DATA RECORDS:
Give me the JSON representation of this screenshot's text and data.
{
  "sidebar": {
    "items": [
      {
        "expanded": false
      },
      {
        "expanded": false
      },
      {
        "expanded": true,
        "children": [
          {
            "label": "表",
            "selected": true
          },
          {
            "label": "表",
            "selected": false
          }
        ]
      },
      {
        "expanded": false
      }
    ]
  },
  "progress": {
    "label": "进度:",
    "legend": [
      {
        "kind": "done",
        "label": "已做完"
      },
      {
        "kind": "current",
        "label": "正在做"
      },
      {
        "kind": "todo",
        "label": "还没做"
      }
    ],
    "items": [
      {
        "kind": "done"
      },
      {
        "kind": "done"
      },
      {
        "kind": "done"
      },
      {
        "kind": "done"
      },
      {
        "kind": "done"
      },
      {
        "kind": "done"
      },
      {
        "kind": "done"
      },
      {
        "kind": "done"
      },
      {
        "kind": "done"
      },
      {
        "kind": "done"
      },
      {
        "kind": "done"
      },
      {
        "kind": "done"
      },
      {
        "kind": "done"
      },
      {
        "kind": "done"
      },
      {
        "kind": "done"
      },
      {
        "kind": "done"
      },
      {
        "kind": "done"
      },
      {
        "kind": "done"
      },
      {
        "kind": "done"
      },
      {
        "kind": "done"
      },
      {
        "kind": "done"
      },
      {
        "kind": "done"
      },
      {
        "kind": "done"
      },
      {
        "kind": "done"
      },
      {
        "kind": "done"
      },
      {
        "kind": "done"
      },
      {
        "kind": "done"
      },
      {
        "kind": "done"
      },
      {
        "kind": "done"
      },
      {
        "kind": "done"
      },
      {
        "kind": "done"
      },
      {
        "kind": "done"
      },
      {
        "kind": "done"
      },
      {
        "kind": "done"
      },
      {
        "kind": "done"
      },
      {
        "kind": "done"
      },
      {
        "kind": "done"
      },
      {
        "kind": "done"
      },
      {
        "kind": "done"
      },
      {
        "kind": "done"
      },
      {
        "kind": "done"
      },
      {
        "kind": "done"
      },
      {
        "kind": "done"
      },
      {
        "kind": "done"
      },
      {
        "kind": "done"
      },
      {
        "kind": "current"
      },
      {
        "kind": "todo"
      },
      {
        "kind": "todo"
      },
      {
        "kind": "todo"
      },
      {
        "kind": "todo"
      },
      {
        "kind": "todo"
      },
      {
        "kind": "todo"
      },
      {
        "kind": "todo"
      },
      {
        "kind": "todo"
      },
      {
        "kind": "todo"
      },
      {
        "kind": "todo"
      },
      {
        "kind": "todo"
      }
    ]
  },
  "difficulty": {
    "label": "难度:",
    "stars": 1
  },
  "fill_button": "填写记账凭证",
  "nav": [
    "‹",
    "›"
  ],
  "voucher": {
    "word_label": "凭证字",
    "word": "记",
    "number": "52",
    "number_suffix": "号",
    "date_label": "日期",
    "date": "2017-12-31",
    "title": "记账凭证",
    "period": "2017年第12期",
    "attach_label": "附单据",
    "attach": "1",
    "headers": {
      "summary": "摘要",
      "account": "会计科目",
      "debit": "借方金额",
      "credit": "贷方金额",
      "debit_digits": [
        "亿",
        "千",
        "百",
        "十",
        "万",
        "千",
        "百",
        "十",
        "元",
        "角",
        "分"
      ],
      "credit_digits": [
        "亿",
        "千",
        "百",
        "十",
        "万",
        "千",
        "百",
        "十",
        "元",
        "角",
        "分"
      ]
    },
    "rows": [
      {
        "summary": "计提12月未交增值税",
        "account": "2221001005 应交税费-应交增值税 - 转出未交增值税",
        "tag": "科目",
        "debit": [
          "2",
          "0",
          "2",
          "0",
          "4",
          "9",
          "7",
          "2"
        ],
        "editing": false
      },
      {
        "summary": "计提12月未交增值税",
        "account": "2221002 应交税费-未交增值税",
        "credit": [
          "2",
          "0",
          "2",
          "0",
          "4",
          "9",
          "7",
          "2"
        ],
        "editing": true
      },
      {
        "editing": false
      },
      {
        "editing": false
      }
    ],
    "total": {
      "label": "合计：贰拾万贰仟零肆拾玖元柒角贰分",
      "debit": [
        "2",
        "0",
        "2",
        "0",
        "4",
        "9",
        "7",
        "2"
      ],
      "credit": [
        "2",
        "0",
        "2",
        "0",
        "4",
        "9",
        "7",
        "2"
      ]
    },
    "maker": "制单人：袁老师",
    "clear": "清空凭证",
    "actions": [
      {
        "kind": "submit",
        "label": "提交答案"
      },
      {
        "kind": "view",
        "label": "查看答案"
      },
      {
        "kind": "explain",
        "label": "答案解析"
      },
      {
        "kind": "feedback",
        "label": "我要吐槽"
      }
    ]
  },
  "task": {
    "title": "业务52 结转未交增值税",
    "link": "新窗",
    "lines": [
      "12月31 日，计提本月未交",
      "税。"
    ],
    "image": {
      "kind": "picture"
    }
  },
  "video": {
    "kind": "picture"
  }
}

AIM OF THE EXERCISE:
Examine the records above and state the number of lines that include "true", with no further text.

TASK RESULT:
3